Toggle Commented Mar 9, 2011 on Development - A State of Mind at DevPolitics
Hi JPM - while I sadly have to agree with your definition of development as currently practiced by many in the development industry, I hope that becomes less and less the case over time, as the process of development has its intended effect and fewer countries need assistance. I really do believe (and say this as an employee of the industry) the development sector’s goal should be to work itself out of a job. Having said that, conflicting feelings arise at times (my specific function is in communications and public relations to ultimately support our fundraising)…but I guess as long as the needs remain so great we’re obliged to continue (as per blog topic #1), mixed motives and all.

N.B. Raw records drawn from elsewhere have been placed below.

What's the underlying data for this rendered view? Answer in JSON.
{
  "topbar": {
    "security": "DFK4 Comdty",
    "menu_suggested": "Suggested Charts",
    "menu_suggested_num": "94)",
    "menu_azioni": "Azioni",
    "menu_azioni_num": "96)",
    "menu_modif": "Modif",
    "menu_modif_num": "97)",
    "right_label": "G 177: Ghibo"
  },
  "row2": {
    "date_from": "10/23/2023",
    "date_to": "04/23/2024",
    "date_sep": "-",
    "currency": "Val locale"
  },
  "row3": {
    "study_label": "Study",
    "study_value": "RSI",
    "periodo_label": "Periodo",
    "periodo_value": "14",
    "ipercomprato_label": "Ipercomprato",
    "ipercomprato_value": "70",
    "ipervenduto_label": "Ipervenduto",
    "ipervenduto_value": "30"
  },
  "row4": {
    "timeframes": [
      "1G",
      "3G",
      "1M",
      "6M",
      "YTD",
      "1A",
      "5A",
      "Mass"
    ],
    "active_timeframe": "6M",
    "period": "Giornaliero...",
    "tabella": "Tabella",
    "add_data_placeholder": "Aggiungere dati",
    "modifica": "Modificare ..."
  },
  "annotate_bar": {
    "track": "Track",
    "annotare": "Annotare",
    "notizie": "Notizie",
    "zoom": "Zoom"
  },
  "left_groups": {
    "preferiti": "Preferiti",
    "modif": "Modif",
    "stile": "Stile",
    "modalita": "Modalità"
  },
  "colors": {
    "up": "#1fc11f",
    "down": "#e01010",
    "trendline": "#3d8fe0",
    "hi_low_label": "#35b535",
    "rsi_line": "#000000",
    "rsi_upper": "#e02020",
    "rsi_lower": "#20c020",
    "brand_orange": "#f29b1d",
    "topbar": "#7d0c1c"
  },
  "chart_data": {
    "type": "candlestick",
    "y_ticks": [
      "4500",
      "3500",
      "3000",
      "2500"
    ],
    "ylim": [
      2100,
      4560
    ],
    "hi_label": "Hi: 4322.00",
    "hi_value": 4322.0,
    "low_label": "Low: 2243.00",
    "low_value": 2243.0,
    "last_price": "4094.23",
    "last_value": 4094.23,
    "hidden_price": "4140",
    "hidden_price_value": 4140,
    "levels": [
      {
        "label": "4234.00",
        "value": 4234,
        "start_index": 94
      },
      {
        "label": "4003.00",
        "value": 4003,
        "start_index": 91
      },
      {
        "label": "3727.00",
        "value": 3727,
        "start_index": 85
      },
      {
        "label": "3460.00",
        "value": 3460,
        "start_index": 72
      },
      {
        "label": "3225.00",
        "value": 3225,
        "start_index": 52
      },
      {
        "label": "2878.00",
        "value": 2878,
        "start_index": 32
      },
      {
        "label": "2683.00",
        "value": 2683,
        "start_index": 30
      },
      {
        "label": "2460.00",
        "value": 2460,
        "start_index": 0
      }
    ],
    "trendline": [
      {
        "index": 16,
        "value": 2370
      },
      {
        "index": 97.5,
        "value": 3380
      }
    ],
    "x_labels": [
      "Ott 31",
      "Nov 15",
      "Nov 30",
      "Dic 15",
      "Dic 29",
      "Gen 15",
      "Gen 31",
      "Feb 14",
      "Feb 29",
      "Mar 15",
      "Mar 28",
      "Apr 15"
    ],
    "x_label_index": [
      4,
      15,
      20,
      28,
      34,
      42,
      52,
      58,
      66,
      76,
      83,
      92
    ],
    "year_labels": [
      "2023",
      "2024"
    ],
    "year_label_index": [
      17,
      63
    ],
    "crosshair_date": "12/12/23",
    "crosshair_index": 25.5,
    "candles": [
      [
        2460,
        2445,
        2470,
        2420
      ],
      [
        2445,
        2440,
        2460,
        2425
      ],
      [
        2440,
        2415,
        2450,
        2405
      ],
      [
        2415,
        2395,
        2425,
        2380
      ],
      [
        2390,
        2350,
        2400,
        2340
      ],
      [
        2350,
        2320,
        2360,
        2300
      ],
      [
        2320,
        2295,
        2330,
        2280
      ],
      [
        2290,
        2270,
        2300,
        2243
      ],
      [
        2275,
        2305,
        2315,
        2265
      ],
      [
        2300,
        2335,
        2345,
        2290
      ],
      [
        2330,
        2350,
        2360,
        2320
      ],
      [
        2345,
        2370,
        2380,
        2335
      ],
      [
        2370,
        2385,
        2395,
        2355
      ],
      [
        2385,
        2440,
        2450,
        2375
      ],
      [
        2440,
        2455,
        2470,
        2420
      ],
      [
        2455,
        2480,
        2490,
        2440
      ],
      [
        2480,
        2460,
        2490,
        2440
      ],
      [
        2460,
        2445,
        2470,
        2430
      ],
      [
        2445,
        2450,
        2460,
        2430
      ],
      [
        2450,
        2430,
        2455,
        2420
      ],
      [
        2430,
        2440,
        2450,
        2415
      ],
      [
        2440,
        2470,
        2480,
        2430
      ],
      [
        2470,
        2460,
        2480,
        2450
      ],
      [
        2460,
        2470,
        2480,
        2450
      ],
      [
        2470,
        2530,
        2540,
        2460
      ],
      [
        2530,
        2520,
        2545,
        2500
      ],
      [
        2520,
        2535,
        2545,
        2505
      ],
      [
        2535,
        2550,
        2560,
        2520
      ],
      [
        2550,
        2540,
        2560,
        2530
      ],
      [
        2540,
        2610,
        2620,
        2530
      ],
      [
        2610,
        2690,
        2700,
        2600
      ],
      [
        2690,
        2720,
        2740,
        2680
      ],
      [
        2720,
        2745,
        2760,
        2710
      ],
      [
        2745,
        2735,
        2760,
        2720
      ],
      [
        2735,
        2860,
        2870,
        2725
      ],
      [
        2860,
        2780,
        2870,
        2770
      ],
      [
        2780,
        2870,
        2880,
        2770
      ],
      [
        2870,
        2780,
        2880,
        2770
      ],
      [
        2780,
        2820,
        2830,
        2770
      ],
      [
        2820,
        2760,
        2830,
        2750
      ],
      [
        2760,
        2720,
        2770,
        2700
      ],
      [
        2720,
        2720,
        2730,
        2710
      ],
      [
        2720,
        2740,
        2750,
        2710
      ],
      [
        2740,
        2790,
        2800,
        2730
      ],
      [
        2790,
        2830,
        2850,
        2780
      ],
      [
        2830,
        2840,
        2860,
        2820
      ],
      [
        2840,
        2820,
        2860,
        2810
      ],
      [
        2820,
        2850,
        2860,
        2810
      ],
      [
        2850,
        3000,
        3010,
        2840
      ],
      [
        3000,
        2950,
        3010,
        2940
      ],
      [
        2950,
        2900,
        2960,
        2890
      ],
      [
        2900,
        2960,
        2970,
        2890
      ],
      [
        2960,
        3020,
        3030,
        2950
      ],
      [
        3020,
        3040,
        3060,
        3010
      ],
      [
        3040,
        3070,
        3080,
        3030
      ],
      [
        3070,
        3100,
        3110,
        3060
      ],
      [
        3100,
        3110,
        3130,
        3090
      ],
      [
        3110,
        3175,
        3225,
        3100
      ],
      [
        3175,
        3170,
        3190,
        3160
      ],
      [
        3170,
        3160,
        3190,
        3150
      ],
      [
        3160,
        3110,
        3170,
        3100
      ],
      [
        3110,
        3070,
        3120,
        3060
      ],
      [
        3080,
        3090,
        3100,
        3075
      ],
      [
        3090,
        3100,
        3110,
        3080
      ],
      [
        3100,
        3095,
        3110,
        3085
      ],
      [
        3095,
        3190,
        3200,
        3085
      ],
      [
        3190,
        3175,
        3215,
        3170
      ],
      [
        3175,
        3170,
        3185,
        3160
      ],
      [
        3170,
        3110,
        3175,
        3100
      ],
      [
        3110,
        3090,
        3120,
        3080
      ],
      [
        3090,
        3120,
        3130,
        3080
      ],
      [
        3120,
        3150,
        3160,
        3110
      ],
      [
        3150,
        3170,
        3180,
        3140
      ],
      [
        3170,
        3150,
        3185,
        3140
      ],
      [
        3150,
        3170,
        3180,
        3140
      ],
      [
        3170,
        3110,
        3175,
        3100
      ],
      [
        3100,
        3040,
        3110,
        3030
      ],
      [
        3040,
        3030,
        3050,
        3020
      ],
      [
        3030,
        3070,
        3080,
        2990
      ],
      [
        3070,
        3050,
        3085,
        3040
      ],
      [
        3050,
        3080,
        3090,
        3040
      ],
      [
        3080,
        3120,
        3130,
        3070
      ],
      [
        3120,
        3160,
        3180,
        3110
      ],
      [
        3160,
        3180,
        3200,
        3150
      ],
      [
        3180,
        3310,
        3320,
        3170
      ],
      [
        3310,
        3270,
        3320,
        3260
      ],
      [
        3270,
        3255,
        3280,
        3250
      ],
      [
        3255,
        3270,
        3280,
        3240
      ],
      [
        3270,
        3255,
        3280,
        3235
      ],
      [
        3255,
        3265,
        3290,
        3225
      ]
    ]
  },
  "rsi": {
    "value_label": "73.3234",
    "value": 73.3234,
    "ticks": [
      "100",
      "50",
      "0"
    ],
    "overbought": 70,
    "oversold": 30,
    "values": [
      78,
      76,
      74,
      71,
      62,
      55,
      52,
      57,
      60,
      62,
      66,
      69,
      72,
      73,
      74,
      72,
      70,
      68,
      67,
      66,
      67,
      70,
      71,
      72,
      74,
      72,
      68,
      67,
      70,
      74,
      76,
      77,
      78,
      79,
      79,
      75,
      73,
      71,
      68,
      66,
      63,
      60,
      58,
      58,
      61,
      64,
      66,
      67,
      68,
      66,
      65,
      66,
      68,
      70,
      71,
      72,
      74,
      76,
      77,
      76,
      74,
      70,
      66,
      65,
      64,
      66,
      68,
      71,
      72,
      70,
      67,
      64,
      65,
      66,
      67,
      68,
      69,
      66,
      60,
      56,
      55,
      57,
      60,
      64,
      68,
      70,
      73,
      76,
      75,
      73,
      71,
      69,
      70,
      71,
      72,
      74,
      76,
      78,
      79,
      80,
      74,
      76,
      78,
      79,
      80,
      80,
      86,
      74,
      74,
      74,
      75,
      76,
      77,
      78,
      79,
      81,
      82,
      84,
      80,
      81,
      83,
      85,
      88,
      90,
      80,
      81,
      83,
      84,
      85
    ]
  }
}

Toggle Commented Mar 1, 2011 on What is development? at DevPolitics
On a related note, just saw something on a new docu called Economics of Happiness about the connections among the global economic crisis, globalization, environment, and a “'crisis of the human spirit'—the reality that even as our material wealth has increased, we have not gotten happier....":
Hi Daniel - that sounds like a great topic for the assignment - hope it works out! When I first heard about Bhutan I thought it was amusing, but digging deeper, it makes sense on a number of levels. I'd be interested in reading the full review when you have a moment - dk1275@. Thanks!
Daryn K is now following jgershman
Feb 6, 2011
Anna, thanks for sharing this video and your questions. I immediately thought of Bhutan, which in Nov. 2008 (coinciding with the coronation of the country's fifth king) adopted a Gross National Happiness (GNH) Index ( The previous king had promoted happiness as the guide for development since the 1970s but there apparently had been no measurable indicators till the GNHI was established. While I agree that individual "happiness" is subjective, the GHNI appears to equate it to quality of life (e.g., it assumes that people will be happier if there is less pollution, as opposed to more). The index includes both subjective and objective indicators to try to "give equal weight to both the functional aspects of human society as well as the emotive side of human experience." (For example, both people's perceptions of their personal safety/security and crime stats are used as happiness metrics.) Looking at it this way, happiness seems like a reasonable goal for development, and programs for food security, empowerment, etc. would be paths to that end and not goals in themselves.
Daryn K is now following The Typepad Team
May 16, 2010